An agricultural engineering degree is generally required for employment as an agricultural engineer. This degree will include coursework in biological and agricultural engineering. During the undergraduate program, students will study mathematics, engineering principles, and science components. Upon graduation, agricultural engineers may decide to pursue graduate school. Depending on their location, some states accept licenses from other states but require continuous education. To avoid unnecessary complications, make sure you do your research and check with your state's licensing board about the requirements and accreditation for this profession.

The demand for agricultural engineers is at an all-time high. Many leading agricultural firms, government agencies, and consulting firms are actively seeking graduates with an AE degree. Graduates with a degree in agricultural engineering may find employment in water quality management, environmental systems, and even construction. The career opportunities are limitless and are dependent on your passions and interests. So, make sure to choose the best program you can find to start your career.

Agricultural engineers are expected to have a bachelor's degree in a related field. In many cases, agricultural engineering and biology programs incorporate substantial hands-on components. As such, most colleges encourage students to get practical experience and participate in engineering competitions. This allows them to design equipment and solve real-world problems. After graduating from an agricultural engineering program, they can sit for the initial FE exam. After passing this exam, they are known as engineering interns or engineers in training. Once they've completed this exam, they can then take the PE exam, which is required to become a licensed engineer.

Career outlook

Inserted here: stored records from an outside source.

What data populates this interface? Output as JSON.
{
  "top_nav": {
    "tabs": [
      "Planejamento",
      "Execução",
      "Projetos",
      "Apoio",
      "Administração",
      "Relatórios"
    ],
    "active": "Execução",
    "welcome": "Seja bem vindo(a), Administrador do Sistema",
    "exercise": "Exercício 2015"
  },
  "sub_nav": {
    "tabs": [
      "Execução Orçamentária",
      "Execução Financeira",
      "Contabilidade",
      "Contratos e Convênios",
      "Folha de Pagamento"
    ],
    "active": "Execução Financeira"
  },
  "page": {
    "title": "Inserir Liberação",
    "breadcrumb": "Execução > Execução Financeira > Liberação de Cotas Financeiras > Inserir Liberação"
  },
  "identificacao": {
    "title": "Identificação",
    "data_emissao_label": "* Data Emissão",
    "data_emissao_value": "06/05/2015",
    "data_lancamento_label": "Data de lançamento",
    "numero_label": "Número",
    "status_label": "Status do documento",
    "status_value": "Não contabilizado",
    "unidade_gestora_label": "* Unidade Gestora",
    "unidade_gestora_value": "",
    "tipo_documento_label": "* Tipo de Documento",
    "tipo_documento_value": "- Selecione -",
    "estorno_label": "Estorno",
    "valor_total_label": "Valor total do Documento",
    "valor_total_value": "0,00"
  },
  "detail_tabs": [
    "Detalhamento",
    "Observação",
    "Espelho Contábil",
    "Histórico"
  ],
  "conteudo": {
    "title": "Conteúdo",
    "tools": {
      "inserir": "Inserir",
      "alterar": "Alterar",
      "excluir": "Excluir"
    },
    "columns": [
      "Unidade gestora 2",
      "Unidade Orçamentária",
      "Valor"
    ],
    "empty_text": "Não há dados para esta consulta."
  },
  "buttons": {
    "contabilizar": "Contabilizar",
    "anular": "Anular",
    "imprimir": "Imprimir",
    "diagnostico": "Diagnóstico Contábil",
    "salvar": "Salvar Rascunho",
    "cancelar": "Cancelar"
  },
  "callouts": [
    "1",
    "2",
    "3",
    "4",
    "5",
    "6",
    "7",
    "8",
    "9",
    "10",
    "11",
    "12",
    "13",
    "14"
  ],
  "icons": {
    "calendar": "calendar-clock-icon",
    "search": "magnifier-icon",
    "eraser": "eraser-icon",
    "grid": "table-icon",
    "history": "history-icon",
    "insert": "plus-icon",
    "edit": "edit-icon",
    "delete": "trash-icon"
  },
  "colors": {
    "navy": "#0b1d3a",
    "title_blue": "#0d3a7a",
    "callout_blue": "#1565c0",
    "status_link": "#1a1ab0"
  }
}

The BLS projects a modest growth rate for jobs in this field. However, Iowa State University reports that demand for agricultural engineers is at an all-time high and there are ample job opportunities. Recent graduates are employed in fields like designing off-road vehicles and agricultural equipment, protecting water quality and managing natural resources. The profession is expected to grow 7% over the next decade. Here are some job opportunities that will help you make the most of your training.

According to the BLS, demand for agricultural engineers will grow 9 percent over the next ten years. This is less than the 14.3% average for all occupations in the U.S. Over this period, there will be roughly 2,700 new agricultural engineers, which is slightly above average. Moreover, employment opportunities will remain strong even as populations continue to grow, and competition will increase. However, despite the projected job growth, there will be fewer jobs available in the near future.

While working in agriculture, agricultural engineers must understand the latest technologies and systems that can help them improve productivity and efficiency. In fact, the U.S. ranks third in soybean production, making it the world's largest exporter of the staple crop. In 2019, soybean production rose 21% to 4.3 billion bushels, while corn yield increased 9% year-over-year. With this increase, agricultural engineers will be needed in more fields than ever.

In addition to designing machines and facilities, agricultural engineers may also develop methods to minimize crop losses during processing and handling. They may spend time in offices or in the field, and they will often visit farms to observe their installation, making notes about crop growth and outcomes. In addition to their office work, agricultural engineers spend considerable time in the field, observing and analyzing agricultural operations. It is not uncommon for these professionals to work in several industries, and some of these jobs are expected to grow in the near future.

The career outlook for an agricultural engineer depends on the specific skills you're looking for and your personal skills. Most agricultural engineers work full-time, but their schedules can be affected by poor weather conditions. You might work 60 hours one week and only 20 hours the next. Agricultural engineers may work for consulting firms, federal and state governments, or even agricultural machinery manufacturers. In addition to the above, they can work as technical writers for agricultural publications.